The state budget deficit has widened from $24.5B to $26.5B since the legislature’s failure to arrive at a budget last week. The state has begun to issue interest bearing IOU’s in lieu of payment and a commission set the interest rate at 3.75% and a maturation date of 90 days (meaning they will be payable in 3 months by which time the cash-crisis should be addressed).
There have been ongoing negotiations involving the Governor and Majority and Minority leaders of both houses (“The Big 5”), the discussions stalled last week. Assembly Speaker Karen Bass was absent from Big 5 meetings out of frustration with some of the Governor’s proposals. This article gives a good explanation of the proposals and the standoff.

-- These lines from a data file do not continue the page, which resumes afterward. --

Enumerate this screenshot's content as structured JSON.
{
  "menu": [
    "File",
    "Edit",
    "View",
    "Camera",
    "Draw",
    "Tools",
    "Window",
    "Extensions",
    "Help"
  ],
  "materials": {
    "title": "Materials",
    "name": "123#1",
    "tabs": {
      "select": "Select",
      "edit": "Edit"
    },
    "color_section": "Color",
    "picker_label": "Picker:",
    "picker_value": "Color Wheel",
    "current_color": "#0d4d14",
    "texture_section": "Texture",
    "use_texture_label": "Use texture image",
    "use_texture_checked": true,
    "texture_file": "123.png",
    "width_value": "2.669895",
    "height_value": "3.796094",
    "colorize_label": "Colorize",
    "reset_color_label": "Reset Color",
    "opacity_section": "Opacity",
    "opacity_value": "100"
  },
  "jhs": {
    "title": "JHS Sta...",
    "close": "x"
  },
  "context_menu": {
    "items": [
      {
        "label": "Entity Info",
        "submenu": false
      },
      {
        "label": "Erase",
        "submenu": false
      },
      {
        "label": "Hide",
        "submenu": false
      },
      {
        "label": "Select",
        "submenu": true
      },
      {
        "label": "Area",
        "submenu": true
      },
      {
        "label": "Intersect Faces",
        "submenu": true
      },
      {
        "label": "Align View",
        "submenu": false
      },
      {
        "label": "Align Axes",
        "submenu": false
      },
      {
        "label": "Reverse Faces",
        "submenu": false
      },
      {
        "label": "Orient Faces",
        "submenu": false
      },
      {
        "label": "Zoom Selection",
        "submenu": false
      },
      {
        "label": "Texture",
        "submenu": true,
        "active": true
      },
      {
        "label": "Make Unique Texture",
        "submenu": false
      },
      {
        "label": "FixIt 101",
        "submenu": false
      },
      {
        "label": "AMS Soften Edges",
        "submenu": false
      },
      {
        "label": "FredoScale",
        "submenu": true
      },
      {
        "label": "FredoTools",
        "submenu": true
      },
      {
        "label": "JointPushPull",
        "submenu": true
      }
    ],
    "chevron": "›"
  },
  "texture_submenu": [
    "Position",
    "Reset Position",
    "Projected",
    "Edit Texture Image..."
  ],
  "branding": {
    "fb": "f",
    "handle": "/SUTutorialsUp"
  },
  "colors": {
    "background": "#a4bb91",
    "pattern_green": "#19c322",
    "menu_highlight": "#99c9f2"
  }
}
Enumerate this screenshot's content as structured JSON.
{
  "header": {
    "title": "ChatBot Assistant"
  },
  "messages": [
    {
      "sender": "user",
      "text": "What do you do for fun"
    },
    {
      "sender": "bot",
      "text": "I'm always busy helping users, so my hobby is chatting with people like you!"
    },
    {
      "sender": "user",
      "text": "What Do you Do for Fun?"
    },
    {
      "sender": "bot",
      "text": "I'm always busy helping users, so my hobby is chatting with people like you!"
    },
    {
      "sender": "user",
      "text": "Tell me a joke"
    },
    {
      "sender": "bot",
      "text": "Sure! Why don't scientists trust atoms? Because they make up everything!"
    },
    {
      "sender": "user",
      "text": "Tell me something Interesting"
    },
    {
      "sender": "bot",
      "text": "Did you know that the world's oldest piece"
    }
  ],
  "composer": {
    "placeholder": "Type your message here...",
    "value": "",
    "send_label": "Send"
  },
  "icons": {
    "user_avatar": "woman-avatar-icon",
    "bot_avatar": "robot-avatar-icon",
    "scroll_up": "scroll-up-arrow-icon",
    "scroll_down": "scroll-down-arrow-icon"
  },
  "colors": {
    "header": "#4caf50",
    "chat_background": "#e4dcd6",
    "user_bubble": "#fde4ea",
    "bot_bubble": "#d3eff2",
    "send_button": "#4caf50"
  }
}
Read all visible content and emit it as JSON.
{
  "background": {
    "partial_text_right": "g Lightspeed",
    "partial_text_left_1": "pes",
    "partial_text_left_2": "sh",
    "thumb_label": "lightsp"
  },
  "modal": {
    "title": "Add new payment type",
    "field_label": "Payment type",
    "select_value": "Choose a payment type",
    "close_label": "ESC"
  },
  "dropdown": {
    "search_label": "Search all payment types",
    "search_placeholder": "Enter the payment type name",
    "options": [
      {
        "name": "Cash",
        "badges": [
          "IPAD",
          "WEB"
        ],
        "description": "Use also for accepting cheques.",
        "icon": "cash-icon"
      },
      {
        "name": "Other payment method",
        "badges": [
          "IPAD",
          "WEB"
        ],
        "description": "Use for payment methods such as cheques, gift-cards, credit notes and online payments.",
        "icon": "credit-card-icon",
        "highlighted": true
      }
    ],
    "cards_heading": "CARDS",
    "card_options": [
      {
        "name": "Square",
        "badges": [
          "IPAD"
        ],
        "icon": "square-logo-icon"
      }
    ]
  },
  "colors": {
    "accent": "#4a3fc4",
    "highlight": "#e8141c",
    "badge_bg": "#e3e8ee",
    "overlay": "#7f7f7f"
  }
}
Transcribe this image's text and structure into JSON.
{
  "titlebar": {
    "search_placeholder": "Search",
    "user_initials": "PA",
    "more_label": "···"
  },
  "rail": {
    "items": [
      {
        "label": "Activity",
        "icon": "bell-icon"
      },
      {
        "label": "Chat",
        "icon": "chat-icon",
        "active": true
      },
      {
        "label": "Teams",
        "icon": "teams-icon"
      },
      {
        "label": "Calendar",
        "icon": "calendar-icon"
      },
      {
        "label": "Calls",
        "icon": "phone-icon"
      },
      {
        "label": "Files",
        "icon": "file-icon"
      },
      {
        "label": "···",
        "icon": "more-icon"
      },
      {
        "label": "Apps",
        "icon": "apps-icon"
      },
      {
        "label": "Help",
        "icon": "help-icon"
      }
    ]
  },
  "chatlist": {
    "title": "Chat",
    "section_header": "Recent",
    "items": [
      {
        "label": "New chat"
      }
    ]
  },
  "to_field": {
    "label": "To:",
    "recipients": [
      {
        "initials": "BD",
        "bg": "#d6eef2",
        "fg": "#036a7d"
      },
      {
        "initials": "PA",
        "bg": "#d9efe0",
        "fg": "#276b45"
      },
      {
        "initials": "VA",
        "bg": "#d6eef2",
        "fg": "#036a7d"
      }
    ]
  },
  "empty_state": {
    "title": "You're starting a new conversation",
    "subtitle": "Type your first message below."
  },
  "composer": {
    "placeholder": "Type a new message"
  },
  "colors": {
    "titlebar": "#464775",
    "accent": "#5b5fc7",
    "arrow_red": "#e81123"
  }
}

The Governor has been moving forward in trying to identify waste by identifying plans to root out fraud in a variety of areas including in home support services (IHSS) for people with disabilities.
Below are a few stories that will help you understand IOUs, furloughs and some of the Governor’s proposals:

Q&A: IOUs & furloughs — California’s fiscal woes are in sharp focus again today, as state offices close on the first of three “Furlough Fridays” this month, idling tens of thousands of state workers; major banks stop redeeming state-issued IOUs at the close of business; and state leaders appear no closer to resolving the $26.3 billion hole in the state spending plan. The item is in the Sacramento Bee — 7/10/09
Governor’s borrowing plan risks stimulus funds — Gov. Arnold Schwarzenegger’s budget package, which he has touted as a way to solve the state’s entire deficit, has a glitch that may jeopardize $10 billion in federal stimulus funds for California’s public schools, colleges and prisons. Matthew Yi in the San Francisco Chronicle — 7/9/09
Critics say Schwarzenegger scapegoating the poor for budget problems — On the stump, as he tries to sell his deficit-cutting plan to voters, Gov. Arnold Schwarzenegger has tried to show a softer side toward those who will get hit hardest, often returning to a variation of a line he rolled out in an address to the Legislature in May: “I see the pain in their eyes and hear the fear in their voice.” Steven Harmon in the Contra Costa Times — 7/9/09
The state budget mess — Here’s the reason Californians don’t trust Sacramento: In July 2003, the state controller’s office figured there were 230,000 state employees. Since then, every budget deal has featured legislators’ howling protestations that they’ve been forced to make horrific budget cuts, yet the controller now estimates the state has 244,000 employees. Debra J. Saunders in the San Francisco Chronicle — 7/9/09
As always, CALCASA will do our best to relay information to our members as soon as it becomes available.